[PROVIDED DATA — start]
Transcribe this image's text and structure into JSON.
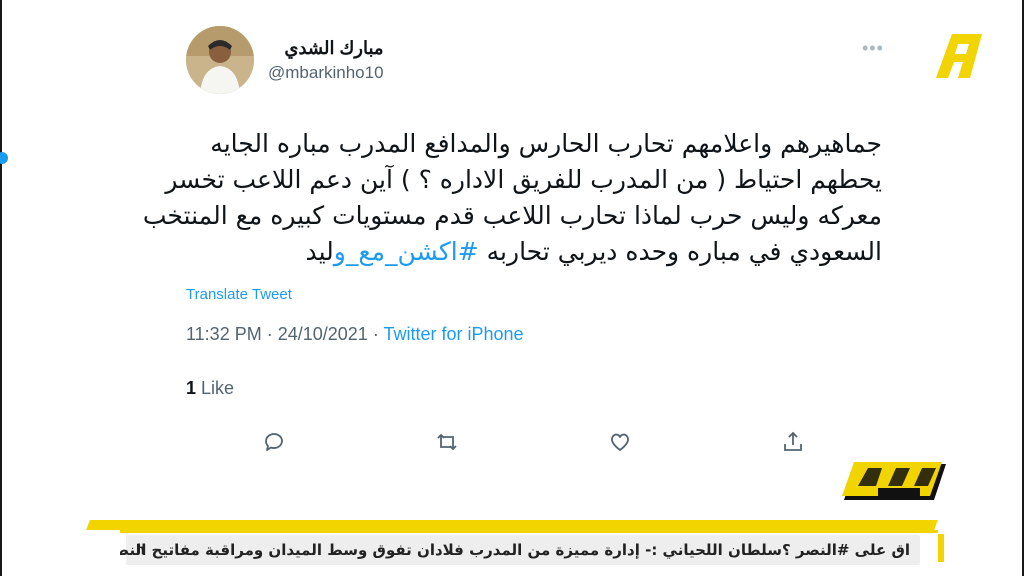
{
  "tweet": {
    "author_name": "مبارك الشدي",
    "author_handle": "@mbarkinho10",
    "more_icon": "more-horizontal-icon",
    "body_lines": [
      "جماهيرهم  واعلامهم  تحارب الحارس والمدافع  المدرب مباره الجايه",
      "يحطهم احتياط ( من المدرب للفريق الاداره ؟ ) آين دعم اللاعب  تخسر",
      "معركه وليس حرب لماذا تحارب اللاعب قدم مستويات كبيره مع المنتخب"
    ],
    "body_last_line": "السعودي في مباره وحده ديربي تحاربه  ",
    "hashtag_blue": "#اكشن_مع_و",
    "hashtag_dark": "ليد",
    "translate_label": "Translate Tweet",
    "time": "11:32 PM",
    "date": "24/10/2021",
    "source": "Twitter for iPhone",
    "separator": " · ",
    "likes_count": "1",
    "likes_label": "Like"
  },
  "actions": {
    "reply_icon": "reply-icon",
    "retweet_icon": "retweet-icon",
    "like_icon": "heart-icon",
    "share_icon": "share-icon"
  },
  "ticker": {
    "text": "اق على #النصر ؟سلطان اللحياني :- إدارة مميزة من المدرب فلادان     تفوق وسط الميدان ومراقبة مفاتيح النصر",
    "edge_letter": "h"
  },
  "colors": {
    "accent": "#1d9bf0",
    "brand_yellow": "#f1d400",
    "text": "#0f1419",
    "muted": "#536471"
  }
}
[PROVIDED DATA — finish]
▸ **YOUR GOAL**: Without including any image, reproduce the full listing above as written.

▸ **REPLY TO THE EXERCISE**:
Transcribe this image's text and structure into JSON.
{
  "tweet": {
    "author_name": "مبارك الشدي",
    "author_handle": "@mbarkinho10",
    "more_icon": "more-horizontal-icon",
    "body_lines": [
      "جماهيرهم  واعلامهم  تحارب الحارس والمدافع  المدرب مباره الجايه",
      "يحطهم احتياط ( من المدرب للفريق الاداره ؟ ) آين دعم اللاعب  تخسر",
      "معركه وليس حرب لماذا تحارب اللاعب قدم مستويات كبيره مع المنتخب"
    ],
    "body_last_line": "السعودي في مباره وحده ديربي تحاربه  ",
    "hashtag_blue": "#اكشن_مع_و",
    "hashtag_dark": "ليد",
    "translate_label": "Translate Tweet",
    "time": "11:32 PM",
    "date": "24/10/2021",
    "source": "Twitter for iPhone",
    "separator": " · ",
    "likes_count": "1",
    "likes_label": "Like"
  },
  "actions": {
    "reply_icon": "reply-icon",
    "retweet_icon": "retweet-icon",
    "like_icon": "heart-icon",
    "share_icon": "share-icon"
  },
  "ticker": {
    "text": "اق على #النصر ؟سلطان اللحياني :- إدارة مميزة من المدرب فلادان     تفوق وسط الميدان ومراقبة مفاتيح النصر",
    "edge_letter": "h"
  },
  "colors": {
    "accent": "#1d9bf0",
    "brand_yellow": "#f1d400",
    "text": "#0f1419",
    "muted": "#536471"
  }
}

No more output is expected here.